Image source: Flickr - Nomadic Lass
Packing. It's an unpleasant, sometimes stressful topic for a lot of travelers but I think especially so for women. We can't get away with just throwing a few shirts and a pair of shorts into a bag like guys can. Even though women can get away with being slightly less put-together on the road than at home, most women still want to look nice, to feel good.
Packing, therefore, can be a pain. I always agonize over things like shoes and whether or not to take a hair-drier with me. I try to color-coordinate so I can have a bunch of mix-and-match outfits; I hate wearing the exact same thing over and over again.
And after years of traveling all over the world, I've come up with a list of must-haves – things that I always put in my bag, no matter what country or city I'm visiting.
A scarf is one of the first things I pack in my bag. Not only can it keep your neck warm in cooler climates, but a scarf is also extremely versatile: it can dress up a casual outfit, cover up your head or shoulders in more conservative destinations, or even act as a light blanket or headrest on a long bus ride or flight.
Speaking of long bus rides and flights... one of the worst things about long-haul travel is getting to your destination and feeling dirty or smelly. I've now pack solid perfume sticks (Aroamas are my current favorite) with me in my bag they take up no room and don't violate liquids rules, but are a quick and easy way to freshen up after a long trip.
These are fantastic since you can: use them to layer, use them to sleep in or use them to cover up in conservative countries. I always pack a pair of leggings; even if I'm not 100% sure I'll need them.

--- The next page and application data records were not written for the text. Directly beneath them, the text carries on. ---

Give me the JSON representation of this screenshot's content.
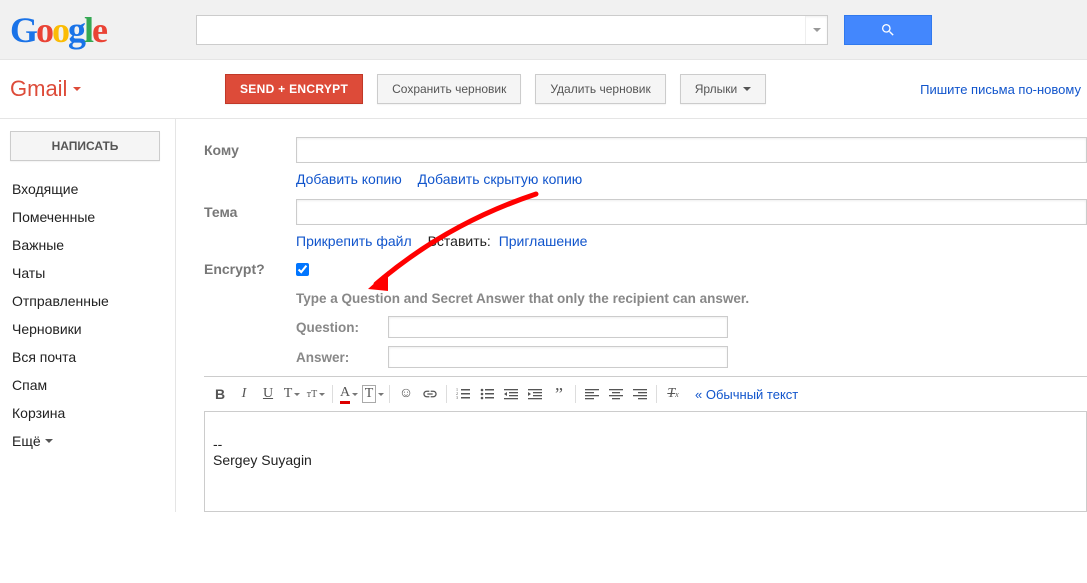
{
  "topbar": {
    "logo_letters": [
      "G",
      "o",
      "o",
      "g",
      "l",
      "e"
    ],
    "search_value": ""
  },
  "brand": "Gmail",
  "toolbar": {
    "send": "SEND + ENCRYPT",
    "save_draft": "Сохранить черновик",
    "delete_draft": "Удалить черновик",
    "labels": "Ярлыки",
    "new_compose_link": "Пишите письма по-новому"
  },
  "sidebar": {
    "compose": "НАПИСАТЬ",
    "items": [
      "Входящие",
      "Помеченные",
      "Важные",
      "Чаты",
      "Отправленные",
      "Черновики",
      "Вся почта",
      "Спам",
      "Корзина"
    ],
    "more": "Ещё"
  },
  "compose": {
    "to_label": "Кому",
    "add_cc": "Добавить копию",
    "add_bcc": "Добавить скрытую копию",
    "subject_label": "Тема",
    "attach": "Прикрепить файл",
    "insert_label": "Вставить:",
    "insert_invite": "Приглашение",
    "encrypt_label": "Encrypt?",
    "encrypt_checked": true,
    "encrypt_hint": "Type a Question and Secret Answer that only the recipient can answer.",
    "question_label": "Question:",
    "answer_label": "Answer:",
    "plain_text": "« Обычный текст",
    "body_signature_sep": "--",
    "body_signature": "Sergey Suyagin"
  }
}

It doesn't have to be fancy, but a comfortable LBD can be a great addition to your travel wardrobe. Even if you're backpacking in Asia, you might find yourself in a situation where you need to wear something other than cut-offs and flip-flops. I have a simple black jersey dress that has been to more than 20 countries with me; I can dress it up with some fun jewelry and shoes, or dress down by wearing it plain with flip-flops.
Speaking of fun shoes, a pair of comfortable flats is never a bad idea to pack. Again, chances are you'll want to look on the nicer side for at least a few nights out. Look for a pair that fold up you can easily throw them into your purse or tuck them into a corner of your suitcase or backpack.
The $1 fans you can buy all over Southeast Asia the kind made of cloth, usually with rhinestones on them may seem like an odd addition to this list. But you should definitely pick one up if you can (I bought one in the US a few summers ago). You'd be amazed how good moving air can feel when you're stuck on a crowded bus or humid train. And, since they take up very little room, you don't have to worry about giving up precious space in your handbag for a fan like this.
If you're like me (i.e. convinced that strange sheets the world over are inherently icky), consider investing in a silk sleep sheet or sleeping bag liner. Again, these take up virtually no room in your bag, but can give you peace of mind when you find yourself in less-than-ideal sleeping conditions. I've used mine on sleeper trains in the past, and they are also great for camping or staying in hostel dorm rooms.
Especially if you're traveling solo, you may want to invest in a small doorstop alarm. These are basically doorstops that also have a built-in alarm meaning if anyone tries to get into your room at night, you'll be sure to hear them. There's a big misconception that travel is really dangerous for women but if you take simple precautions like looking out for your own safety, it doesn't have to be dangerous at all.
This of course isn't my entire packing list but are some of the essentials that I pack on nearly every trip.
What would you add to the list?
Note: Available plans and coverages may have changed since this blog was published.
Arch RoamRight recently launched two plans on our website; learn the differences between the plans.
Volcanic eruptions are natural disasters that may be covered events under Arch RoamRight travel protection plans. From minor disruptions to catastrophic events, volcanos can affect travelers around the world.
Graduate student by day and avid traveler and blogger by night (and on weekends and during holidays), Amanda is just a small-town Ohio girl trying to balance a "normal" life with a desire to discover the world beyond her Midwest bubble. Amanda's adventurous nature and inability to say "no" have led her to some pretty amazing adventures all around the world. But she has no desire to stop exploring anytime soon. Read Amanda's blog, A Dangerous Business, or follow her on Facebook, Twitter or Google Plus.
Travel smarter with travel insurance from RoamRight. Get your free, no-obligation quote online today.
View all Blog Authors
View Countries with Blogs
Sign up for RoamRight's FREE monthly email newsletter to get travel tips, tricks, news, ideas, and inspiration!
The RoamRight mark is used by Arch Insurance Company and owned by its parent company, Arch Capital Group (U.S.). All insurance products are offered and underwritten by Arch Insurance Company. The term "Partner", as used on this website refers to any unaffiliated third party entity that may offer or disseminate Arch RoamRight travel insurance. The term has no legal meaning whatsoever and Arch RoamRight hereby disclaims any such legal meaning that may be ascribed to it. Click here for privacy notice.
Copyright© 2020 Arch Insurance Company. All rights reserved.